Color Wheel is a series in which we identify a trending color in art, and post a daily image that illustrates its popularity. This week’s color is all-purpose pink.
Most of the colors we pick aren’t really trends. We know. But so long as someone’s going to put five things of the same color in a row and declare it a movement, it may as well be us. The above image, from “Drunk Tank Pink” (up now in Chelsea), definitely counts. “Shrink It Pink It” (opening this weekend in Brooklyn), counts double. Plus, I saw the word “PINK” on some sweatpants earlier. Bam, trend.
You want a real trend? Here’s a real trend: Prison. Prison is skyrocketing in popularity. And what goes with prison? Actually, pink. When prisoners wear pink, they stab each other less, and recidivism declines. So what’s wrong with you, yellow fellow? What, plants too loud for you? At least you’re not being stabbed. Maybe he’s being affected by the strength-sapping powers of the color pink:

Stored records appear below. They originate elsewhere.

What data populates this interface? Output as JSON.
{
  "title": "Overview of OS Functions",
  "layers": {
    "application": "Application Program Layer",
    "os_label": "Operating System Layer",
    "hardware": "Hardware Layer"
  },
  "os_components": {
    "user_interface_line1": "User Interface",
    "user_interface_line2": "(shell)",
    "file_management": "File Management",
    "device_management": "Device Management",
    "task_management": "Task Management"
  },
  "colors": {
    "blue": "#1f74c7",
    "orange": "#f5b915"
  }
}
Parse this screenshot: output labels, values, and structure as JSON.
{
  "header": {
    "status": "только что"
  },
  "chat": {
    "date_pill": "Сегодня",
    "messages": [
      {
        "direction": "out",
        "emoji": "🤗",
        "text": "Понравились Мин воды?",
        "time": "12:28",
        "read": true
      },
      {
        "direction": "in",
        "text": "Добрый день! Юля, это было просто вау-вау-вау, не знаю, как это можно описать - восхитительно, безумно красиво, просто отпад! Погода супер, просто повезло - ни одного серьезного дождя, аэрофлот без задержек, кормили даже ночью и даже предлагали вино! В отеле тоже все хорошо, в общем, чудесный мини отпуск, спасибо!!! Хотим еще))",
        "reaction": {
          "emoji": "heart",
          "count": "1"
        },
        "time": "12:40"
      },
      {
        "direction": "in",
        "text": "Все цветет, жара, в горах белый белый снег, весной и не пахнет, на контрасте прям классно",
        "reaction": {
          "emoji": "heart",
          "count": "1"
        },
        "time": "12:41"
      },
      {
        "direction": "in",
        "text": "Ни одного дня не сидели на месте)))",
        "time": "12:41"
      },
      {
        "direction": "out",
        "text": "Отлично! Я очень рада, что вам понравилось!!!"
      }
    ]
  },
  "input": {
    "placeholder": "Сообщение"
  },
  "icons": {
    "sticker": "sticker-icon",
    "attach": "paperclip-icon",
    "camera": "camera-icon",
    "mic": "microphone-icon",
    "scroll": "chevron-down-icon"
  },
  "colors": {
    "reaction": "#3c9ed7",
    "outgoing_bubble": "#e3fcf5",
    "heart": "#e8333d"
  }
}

Before painting the experimental holding cell pink, duty intake officers remarked to the prison administrator CWO Baker that hostile behavior by new inmates was daily a “whale of a problem”.
After 223 days of continuous use as a temporary holding facility for new confinees, the results have been impressive. A memorandum to the Bureau of Naval Personnel, Law Enforcement and Corrections Division, Washington, D.C., written 156 days after the use of the pink holding cell stated: Since initiation of this procedure on March 1, 1979, there have been no incidents of erratic or hostile behavior during the initial phase of confinement. The memorandum went on to state that the new confinees only required a maximum of 15 minutes of exposure to ensure that the potential of violent or aggressive behavior had been reduced. The effect continues for fully thirty minutes after release from the cell! This is enough time to process the new inmate to a permanent cell.
According to Dr. Paul Boccumini, Director of Clinical Services for the San Bernardino County Probation Department, similar results have been reported at their Kuiper Youth Center, a co-educational residential facility for delinquents. Dr. Boccumini states that “the staff report excellent results, with the youngsters’ aggressive behavior diminishing quite rapidly. In fact, it has worked so well that staff must limit their [delinquents'] exposure because the youngsters become too weak.”
—Schauss, A.G. (1979), Tranquilizing Effect of Color Reduces Aggressive Behavior and Potential Violence
This is the kind of color theory we can get behind.